I’m an accumulation of flesh, bones, blood, nerves, muscles, organs.
I’m not a killer.
I’ve never been one.
I’m not a killer.
I’m a little girl who was playing in her room.
I’m not a killer
I’m a beach that, at a certain point, after years of pressing, compacting, sedimenting, has turned into a mountain.
She swallows the pills which the doctor had given her, stretching her legs to the sea. She repeats that she is not a killer, but aborts the fetus because she does not want that baby.
Maria evolves as a strong woman at the end of Thirsty Sea- the one who assures herself that she is not a killer, the woman who runs a shop presenting ideas to people, one who fights loneliness each day and finally the person who logically argues the case of abortion for herself, and decides on her own. Erica Mau speaks a lot through the story of Maria. The apathy of humankind to be surrounded with people, yet to be cornered as lonely inhabitants of the planet, the topsy-turvy relationships which we all endure at some point of life and the courageous decisions we take by ourselves to move ahead in life, are a few of those.
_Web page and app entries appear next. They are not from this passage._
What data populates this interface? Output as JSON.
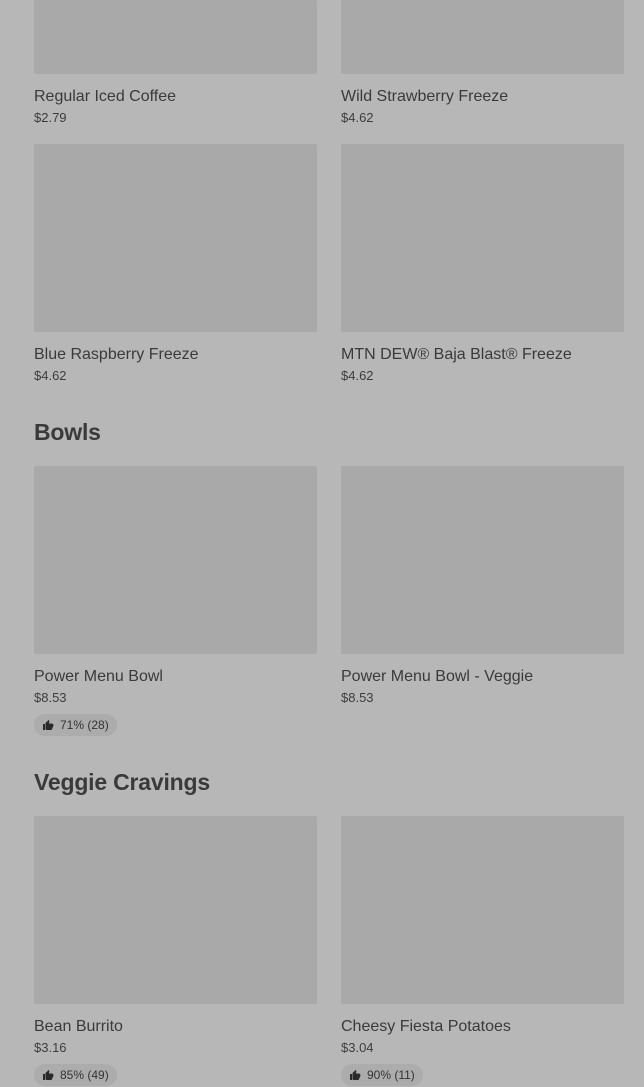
{
  "sections": [
    {
      "title": "",
      "items": [
        {
          "name": "Regular Iced Coffee",
          "price": "$2.79"
        },
        {
          "name": "Wild Strawberry Freeze",
          "price": "$4.62"
        },
        {
          "name": "Blue Raspberry Freeze",
          "price": "$4.62"
        },
        {
          "name": "MTN DEW® Baja Blast® Freeze",
          "price": "$4.62"
        }
      ]
    },
    {
      "title": "Bowls",
      "items": [
        {
          "name": "Power Menu Bowl",
          "price": "$8.53",
          "rating": "71% (28)"
        },
        {
          "name": "Power Menu Bowl - Veggie",
          "price": "$8.53"
        }
      ]
    },
    {
      "title": "Veggie Cravings",
      "items": [
        {
          "name": "Bean Burrito",
          "price": "$3.16",
          "rating": "85% (49)"
        },
        {
          "name": "Cheesy Fiesta Potatoes",
          "price": "$3.04",
          "rating": "90% (11)"
        }
      ]
    }
  ],
  "icons": {
    "rating": "thumbs-up-icon"
  },
  "colors": {
    "background": "#b7b7b7",
    "thumbnail": "#a9a9a9",
    "badge": "#acacac"
  }
}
The character of Maria paints the delicacies of an introverted person, especially when living with someone like Nicola, who comes from a house full of people. How uneasy people are when it comes to giving gifts, and how being present while presenting is important, is a thread which remains with the readers. In the contemporary fast-paced world, where people live on back-breaking schedules, Maria walks at her pace. Though disturbed and sleepless many nights, she nurtures within her empathy and courage. Thirsty Sea breaks at a point where the reader can wade in the waters with Maria, and then they lean on each other.